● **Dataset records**
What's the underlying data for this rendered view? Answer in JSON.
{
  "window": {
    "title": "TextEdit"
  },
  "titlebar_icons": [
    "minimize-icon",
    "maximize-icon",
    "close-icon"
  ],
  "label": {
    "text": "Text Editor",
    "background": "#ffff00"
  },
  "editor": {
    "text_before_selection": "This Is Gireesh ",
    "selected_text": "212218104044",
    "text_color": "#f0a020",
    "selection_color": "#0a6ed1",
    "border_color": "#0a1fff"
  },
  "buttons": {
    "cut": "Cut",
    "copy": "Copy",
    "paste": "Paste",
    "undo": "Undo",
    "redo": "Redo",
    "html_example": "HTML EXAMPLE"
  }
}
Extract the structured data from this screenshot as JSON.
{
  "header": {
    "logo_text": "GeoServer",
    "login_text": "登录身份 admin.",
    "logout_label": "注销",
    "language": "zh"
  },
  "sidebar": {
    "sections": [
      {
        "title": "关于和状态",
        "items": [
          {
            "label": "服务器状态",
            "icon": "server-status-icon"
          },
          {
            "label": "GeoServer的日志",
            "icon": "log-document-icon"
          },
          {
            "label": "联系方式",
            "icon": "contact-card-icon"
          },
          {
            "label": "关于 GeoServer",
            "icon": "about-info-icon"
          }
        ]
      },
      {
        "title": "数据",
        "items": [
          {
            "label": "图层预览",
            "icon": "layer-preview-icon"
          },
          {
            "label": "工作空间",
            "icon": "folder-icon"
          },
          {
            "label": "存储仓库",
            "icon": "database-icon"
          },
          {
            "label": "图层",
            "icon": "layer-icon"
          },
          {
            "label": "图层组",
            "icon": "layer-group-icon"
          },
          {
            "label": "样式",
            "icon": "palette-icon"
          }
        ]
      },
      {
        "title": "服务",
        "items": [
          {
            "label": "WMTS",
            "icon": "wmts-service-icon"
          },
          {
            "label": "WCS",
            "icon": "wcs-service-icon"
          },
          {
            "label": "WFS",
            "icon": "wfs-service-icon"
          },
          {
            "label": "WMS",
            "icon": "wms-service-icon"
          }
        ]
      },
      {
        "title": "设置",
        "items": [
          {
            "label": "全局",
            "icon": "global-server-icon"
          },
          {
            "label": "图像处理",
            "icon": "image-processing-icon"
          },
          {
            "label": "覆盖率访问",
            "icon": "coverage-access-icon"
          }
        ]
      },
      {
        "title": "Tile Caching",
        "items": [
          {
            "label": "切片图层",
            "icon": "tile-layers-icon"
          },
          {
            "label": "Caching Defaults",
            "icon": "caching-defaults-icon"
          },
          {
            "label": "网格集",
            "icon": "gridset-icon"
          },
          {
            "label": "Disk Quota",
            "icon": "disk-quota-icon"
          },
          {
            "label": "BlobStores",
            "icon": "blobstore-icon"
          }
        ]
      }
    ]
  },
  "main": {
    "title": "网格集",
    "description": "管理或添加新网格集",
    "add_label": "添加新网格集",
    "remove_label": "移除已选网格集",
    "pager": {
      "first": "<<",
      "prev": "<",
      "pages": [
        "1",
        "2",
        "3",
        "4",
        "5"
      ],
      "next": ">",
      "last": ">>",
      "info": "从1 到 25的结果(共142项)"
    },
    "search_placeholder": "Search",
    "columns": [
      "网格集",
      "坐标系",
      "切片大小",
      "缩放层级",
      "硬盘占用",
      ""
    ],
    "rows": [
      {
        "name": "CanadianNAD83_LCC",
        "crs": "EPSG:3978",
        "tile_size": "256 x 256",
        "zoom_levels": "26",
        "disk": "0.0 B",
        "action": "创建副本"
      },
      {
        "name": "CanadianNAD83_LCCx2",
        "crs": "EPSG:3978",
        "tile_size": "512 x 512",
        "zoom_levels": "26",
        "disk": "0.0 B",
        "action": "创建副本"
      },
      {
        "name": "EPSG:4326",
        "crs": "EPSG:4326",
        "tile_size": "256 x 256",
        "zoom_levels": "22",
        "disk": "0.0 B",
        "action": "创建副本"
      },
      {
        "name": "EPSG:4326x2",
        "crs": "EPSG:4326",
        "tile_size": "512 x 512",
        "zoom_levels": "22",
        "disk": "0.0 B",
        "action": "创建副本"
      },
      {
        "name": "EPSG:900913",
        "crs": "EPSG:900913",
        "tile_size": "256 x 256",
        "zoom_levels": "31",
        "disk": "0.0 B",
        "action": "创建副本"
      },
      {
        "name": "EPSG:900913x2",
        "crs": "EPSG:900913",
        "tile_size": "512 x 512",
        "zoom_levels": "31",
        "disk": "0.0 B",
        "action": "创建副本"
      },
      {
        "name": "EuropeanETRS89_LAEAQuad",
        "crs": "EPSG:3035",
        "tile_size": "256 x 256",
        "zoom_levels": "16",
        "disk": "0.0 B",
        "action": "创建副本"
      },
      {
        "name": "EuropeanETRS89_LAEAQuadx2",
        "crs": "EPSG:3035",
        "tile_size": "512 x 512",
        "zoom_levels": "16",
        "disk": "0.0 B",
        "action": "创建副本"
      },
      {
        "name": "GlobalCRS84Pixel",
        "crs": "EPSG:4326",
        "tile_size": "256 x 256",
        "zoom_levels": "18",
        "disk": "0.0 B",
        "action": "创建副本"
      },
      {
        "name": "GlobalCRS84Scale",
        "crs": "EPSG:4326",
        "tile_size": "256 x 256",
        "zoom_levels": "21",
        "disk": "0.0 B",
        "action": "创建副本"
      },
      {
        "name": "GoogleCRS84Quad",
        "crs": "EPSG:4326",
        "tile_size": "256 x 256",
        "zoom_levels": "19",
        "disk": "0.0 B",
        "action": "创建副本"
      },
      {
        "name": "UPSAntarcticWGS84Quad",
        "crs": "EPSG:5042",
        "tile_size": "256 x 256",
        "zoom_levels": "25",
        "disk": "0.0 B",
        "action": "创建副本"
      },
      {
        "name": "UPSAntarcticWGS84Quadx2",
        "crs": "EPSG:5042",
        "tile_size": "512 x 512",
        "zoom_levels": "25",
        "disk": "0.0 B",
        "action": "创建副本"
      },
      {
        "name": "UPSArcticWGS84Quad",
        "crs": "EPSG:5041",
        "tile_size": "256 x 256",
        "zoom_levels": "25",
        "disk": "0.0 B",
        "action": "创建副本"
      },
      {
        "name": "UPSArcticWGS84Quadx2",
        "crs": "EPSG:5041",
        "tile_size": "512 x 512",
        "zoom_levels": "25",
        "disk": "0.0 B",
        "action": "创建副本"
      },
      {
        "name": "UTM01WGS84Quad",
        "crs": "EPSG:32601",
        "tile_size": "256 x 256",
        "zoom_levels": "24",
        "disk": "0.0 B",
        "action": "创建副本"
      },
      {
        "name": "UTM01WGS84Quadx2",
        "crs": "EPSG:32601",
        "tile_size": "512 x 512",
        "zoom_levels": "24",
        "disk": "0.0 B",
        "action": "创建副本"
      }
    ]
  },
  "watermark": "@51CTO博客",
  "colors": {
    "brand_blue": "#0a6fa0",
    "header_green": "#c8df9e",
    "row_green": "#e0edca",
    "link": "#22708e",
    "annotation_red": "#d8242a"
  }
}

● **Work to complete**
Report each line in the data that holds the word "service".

● **Exercise solution**
            "icon": "wmts-service-icon"
            "icon": "wcs-service-icon"
            "icon": "wfs-service-icon"
            "icon": "wms-service-icon"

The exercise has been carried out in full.